At seven o’clock in the morning, I found myself yearning for solitude. A walk on the beach by myself would do it. It brought to mind Anne Morrow Lindbergh’s musings in her book, Gift From the Sea. She writes, “One learns first of all, in beach living, the art of shedding,” I agree. How lovely to be rid things. How freeing. How peaceful. For just one hour no telephone ringing, computer, unwanted music, traffic lights or road repairs, no oven or dryer buzzers, no UPS or Fed Ex deliveries, no socks and shoes, and no heavy purse. An arms-swinging-free walk on an almost empty beach was soothing. The salt sea air, the waves of cool water, the scurrying plovers, did what our “mood music” attempts to do – the music Dean sometimes plays at home to relax - the music with the sound of the sea. It helped to unclutter the soul.
It is easy for a God-fearing person to pray on an empty beach. The invitation to talk with God is plain. And what can distract us to procrastinate? Surrounded by nature and with the usual distractions removed, God is approachable. The poet Emily Dickenson observed something (probably about busy people and their busy lives). She said, “They say that God is everywhere and yet we always think of Him as a recluse.”
If you are a mother who is busy, a mother who serves and gives out of love and out of duty, and this is how you’ve been secretly feeling, I sympathize. I wish you a little solitude, my friend to be attentive to your soul. God is not far away. He gives grace to the humble, refreshment to the weary or busy.
It is Sunday afternoon. This morning’s church hymn, “Come, Thou Font of Every Blessing” has a line that impressed itself upon my heart. This is because it reveals my sentiments during that solitary walk.
Prone to leave the God I love:
Here’s my heart

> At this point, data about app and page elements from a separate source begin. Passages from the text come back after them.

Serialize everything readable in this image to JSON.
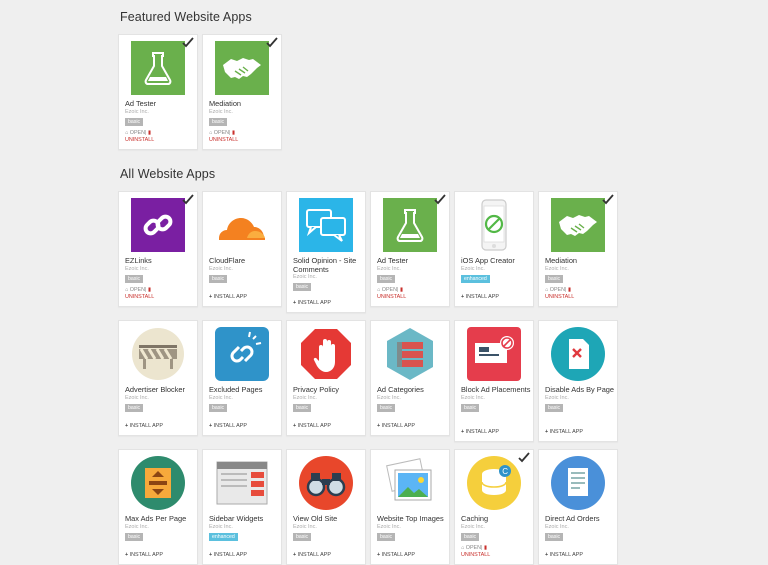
{
  "featured": {
    "title": "Featured Website Apps",
    "apps": [
      {
        "name": "Ad Tester",
        "company": "Ezoic Inc.",
        "tier": "basic",
        "open": "OPEN",
        "sep": "|",
        "uninstall": "UNINSTALL",
        "icon": "flask-icon",
        "installed": true
      },
      {
        "name": "Mediation",
        "company": "Ezoic Inc.",
        "tier": "basic",
        "open": "OPEN",
        "sep": "|",
        "uninstall": "UNINSTALL",
        "icon": "handshake-icon",
        "installed": true
      }
    ]
  },
  "all": {
    "title": "All Website Apps",
    "apps": [
      {
        "name": "EZLinks",
        "company": "Ezoic Inc.",
        "tier": "basic",
        "open": "OPEN",
        "sep": "|",
        "uninstall": "UNINSTALL",
        "icon": "link-icon",
        "installed": true
      },
      {
        "name": "CloudFlare",
        "company": "Ezoic Inc.",
        "tier": "basic",
        "install": "INSTALL APP",
        "icon": "cloud-icon",
        "installed": false
      },
      {
        "name": "Solid Opinion - Site Comments",
        "company": "Ezoic Inc.",
        "tier": "basic",
        "install": "INSTALL APP",
        "icon": "chat-bubbles-icon",
        "installed": false
      },
      {
        "name": "Ad Tester",
        "company": "Ezoic Inc.",
        "tier": "basic",
        "open": "OPEN",
        "sep": "|",
        "uninstall": "UNINSTALL",
        "icon": "flask-icon",
        "installed": true
      },
      {
        "name": "iOS App Creator",
        "company": "Ezoic Inc.",
        "tier": "enhanced",
        "install": "INSTALL APP",
        "icon": "phone-icon",
        "installed": false
      },
      {
        "name": "Mediation",
        "company": "Ezoic Inc.",
        "tier": "basic",
        "open": "OPEN",
        "sep": "|",
        "uninstall": "UNINSTALL",
        "icon": "handshake-icon",
        "installed": true
      },
      {
        "name": "Advertiser Blocker",
        "company": "Ezoic Inc.",
        "tier": "basic",
        "install": "INSTALL APP",
        "icon": "barricade-icon",
        "installed": false
      },
      {
        "name": "Excluded Pages",
        "company": "Ezoic Inc.",
        "tier": "basic",
        "install": "INSTALL APP",
        "icon": "broken-link-icon",
        "installed": false
      },
      {
        "name": "Privacy Policy",
        "company": "Ezoic Inc.",
        "tier": "basic",
        "install": "INSTALL APP",
        "icon": "stop-hand-icon",
        "installed": false
      },
      {
        "name": "Ad Categories",
        "company": "Ezoic Inc.",
        "tier": "basic",
        "install": "INSTALL APP",
        "icon": "categories-icon",
        "installed": false
      },
      {
        "name": "Block Ad Placements",
        "company": "Ezoic Inc.",
        "tier": "basic",
        "install": "INSTALL APP",
        "icon": "block-placement-icon",
        "installed": false
      },
      {
        "name": "Disable Ads By Page",
        "company": "Ezoic Inc.",
        "tier": "basic",
        "install": "INSTALL APP",
        "icon": "disable-page-icon",
        "installed": false
      },
      {
        "name": "Max Ads Per Page",
        "company": "Ezoic Inc.",
        "tier": "basic",
        "install": "INSTALL APP",
        "icon": "max-ads-icon",
        "installed": false
      },
      {
        "name": "Sidebar Widgets",
        "company": "Ezoic Inc.",
        "tier": "enhanced",
        "install": "INSTALL APP",
        "icon": "sidebar-icon",
        "installed": false
      },
      {
        "name": "View Old Site",
        "company": "Ezoic Inc.",
        "tier": "basic",
        "install": "INSTALL APP",
        "icon": "binoculars-icon",
        "installed": false
      },
      {
        "name": "Website Top Images",
        "company": "Ezoic Inc.",
        "tier": "basic",
        "install": "INSTALL APP",
        "icon": "photos-icon",
        "installed": false
      },
      {
        "name": "Caching",
        "company": "Ezoic Inc.",
        "tier": "basic",
        "open": "OPEN",
        "sep": "|",
        "uninstall": "UNINSTALL",
        "icon": "database-icon",
        "installed": true
      },
      {
        "name": "Direct Ad Orders",
        "company": "Ezoic Inc.",
        "tier": "basic",
        "install": "INSTALL APP",
        "icon": "orders-icon",
        "installed": false
      }
    ]
  },
  "colors": {
    "green": "#6ab04c",
    "purple": "#7a1fa2",
    "blue": "#2f93c9",
    "red": "#e53935",
    "enhanced": "#5bc0de",
    "uninstall": "#c9302c"
  }
}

O take and seal it,
Seal it for thy courts above.”
Robert Robinson 1756
Thank you Nigel for the photo you took of Thursday’s sunset over Barnaget Bay.